▶ Dataset extract
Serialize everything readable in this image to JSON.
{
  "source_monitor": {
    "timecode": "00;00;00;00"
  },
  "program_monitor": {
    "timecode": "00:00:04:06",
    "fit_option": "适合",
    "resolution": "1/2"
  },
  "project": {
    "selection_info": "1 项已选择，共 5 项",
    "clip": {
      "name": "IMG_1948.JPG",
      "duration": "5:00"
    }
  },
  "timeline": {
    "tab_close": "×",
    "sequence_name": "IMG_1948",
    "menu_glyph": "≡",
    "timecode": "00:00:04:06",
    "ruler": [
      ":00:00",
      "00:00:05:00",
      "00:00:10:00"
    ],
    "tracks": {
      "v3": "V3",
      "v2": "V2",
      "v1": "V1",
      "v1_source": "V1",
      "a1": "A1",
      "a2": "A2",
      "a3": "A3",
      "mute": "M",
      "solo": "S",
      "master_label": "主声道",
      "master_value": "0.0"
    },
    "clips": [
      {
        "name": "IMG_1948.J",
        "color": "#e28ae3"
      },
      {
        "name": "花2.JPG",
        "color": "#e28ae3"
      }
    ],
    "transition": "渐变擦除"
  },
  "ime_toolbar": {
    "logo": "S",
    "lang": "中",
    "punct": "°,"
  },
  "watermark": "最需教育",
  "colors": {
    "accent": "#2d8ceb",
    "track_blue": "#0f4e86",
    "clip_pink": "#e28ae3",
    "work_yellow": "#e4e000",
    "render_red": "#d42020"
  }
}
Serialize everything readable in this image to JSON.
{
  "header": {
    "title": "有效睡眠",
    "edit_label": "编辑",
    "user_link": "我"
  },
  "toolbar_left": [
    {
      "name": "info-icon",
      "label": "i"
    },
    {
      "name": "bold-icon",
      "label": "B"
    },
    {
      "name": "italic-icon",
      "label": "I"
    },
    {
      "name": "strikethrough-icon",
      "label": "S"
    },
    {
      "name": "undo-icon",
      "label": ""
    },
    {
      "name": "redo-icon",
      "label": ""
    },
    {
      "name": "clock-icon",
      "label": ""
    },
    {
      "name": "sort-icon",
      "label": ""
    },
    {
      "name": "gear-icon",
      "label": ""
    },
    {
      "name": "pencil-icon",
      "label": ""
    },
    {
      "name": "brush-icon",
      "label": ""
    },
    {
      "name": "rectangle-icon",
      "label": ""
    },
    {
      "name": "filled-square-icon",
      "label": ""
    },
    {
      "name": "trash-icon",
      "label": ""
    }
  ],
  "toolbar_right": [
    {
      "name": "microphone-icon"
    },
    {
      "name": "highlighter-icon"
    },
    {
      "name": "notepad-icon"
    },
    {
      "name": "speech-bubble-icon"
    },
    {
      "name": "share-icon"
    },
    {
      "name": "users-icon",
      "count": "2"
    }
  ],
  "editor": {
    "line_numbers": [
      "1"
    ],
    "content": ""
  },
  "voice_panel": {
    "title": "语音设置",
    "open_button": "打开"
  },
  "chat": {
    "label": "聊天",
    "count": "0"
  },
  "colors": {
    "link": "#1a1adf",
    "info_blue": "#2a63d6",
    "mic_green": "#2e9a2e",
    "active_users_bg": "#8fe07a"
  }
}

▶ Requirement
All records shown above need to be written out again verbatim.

▶ Response to the exercise
Serialize everything readable in this image to JSON.
{
  "source_monitor": {
    "timecode": "00;00;00;00"
  },
  "program_monitor": {
    "timecode": "00:00:04:06",
    "fit_option": "适合",
    "resolution": "1/2"
  },
  "project": {
    "selection_info": "1 项已选择，共 5 项",
    "clip": {
      "name": "IMG_1948.JPG",
      "duration": "5:00"
    }
  },
  "timeline": {
    "tab_close": "×",
    "sequence_name": "IMG_1948",
    "menu_glyph": "≡",
    "timecode": "00:00:04:06",
    "ruler": [
      ":00:00",
      "00:00:05:00",
      "00:00:10:00"
    ],
    "tracks": {
      "v3": "V3",
      "v2": "V2",
      "v1": "V1",
      "v1_source": "V1",
      "a1": "A1",
      "a2": "A2",
      "a3": "A3",
      "mute": "M",
      "solo": "S",
      "master_label": "主声道",
      "master_value": "0.0"
    },
    "clips": [
      {
        "name": "IMG_1948.J",
        "color": "#e28ae3"
      },
      {
        "name": "花2.JPG",
        "color": "#e28ae3"
      }
    ],
    "transition": "渐变擦除"
  },
  "ime_toolbar": {
    "logo": "S",
    "lang": "中",
    "punct": "°,"
  },
  "watermark": "最需教育",
  "colors": {
    "accent": "#2d8ceb",
    "track_blue": "#0f4e86",
    "clip_pink": "#e28ae3",
    "work_yellow": "#e4e000",
    "render_red": "#d42020"
  }
}
Serialize everything readable in this image to JSON.
{
  "header": {
    "title": "有效睡眠",
    "edit_label": "编辑",
    "user_link": "我"
  },
  "toolbar_left": [
    {
      "name": "info-icon",
      "label": "i"
    },
    {
      "name": "bold-icon",
      "label": "B"
    },
    {
      "name": "italic-icon",
      "label": "I"
    },
    {
      "name": "strikethrough-icon",
      "label": "S"
    },
    {
      "name": "undo-icon",
      "label": ""
    },
    {
      "name": "redo-icon",
      "label": ""
    },
    {
      "name": "clock-icon",
      "label": ""
    },
    {
      "name": "sort-icon",
      "label": ""
    },
    {
      "name": "gear-icon",
      "label": ""
    },
    {
      "name": "pencil-icon",
      "label": ""
    },
    {
      "name": "brush-icon",
      "label": ""
    },
    {
      "name": "rectangle-icon",
      "label": ""
    },
    {
      "name": "filled-square-icon",
      "label": ""
    },
    {
      "name": "trash-icon",
      "label": ""
    }
  ],
  "toolbar_right": [
    {
      "name": "microphone-icon"
    },
    {
      "name": "highlighter-icon"
    },
    {
      "name": "notepad-icon"
    },
    {
      "name": "speech-bubble-icon"
    },
    {
      "name": "share-icon"
    },
    {
      "name": "users-icon",
      "count": "2"
    }
  ],
  "editor": {
    "line_numbers": [
      "1"
    ],
    "content": ""
  },
  "voice_panel": {
    "title": "语音设置",
    "open_button": "打开"
  },
  "chat": {
    "label": "聊天",
    "count": "0"
  },
  "colors": {
    "link": "#1a1adf",
    "info_blue": "#2a63d6",
    "mic_green": "#2e9a2e",
    "active_users_bg": "#8fe07a"
  }
}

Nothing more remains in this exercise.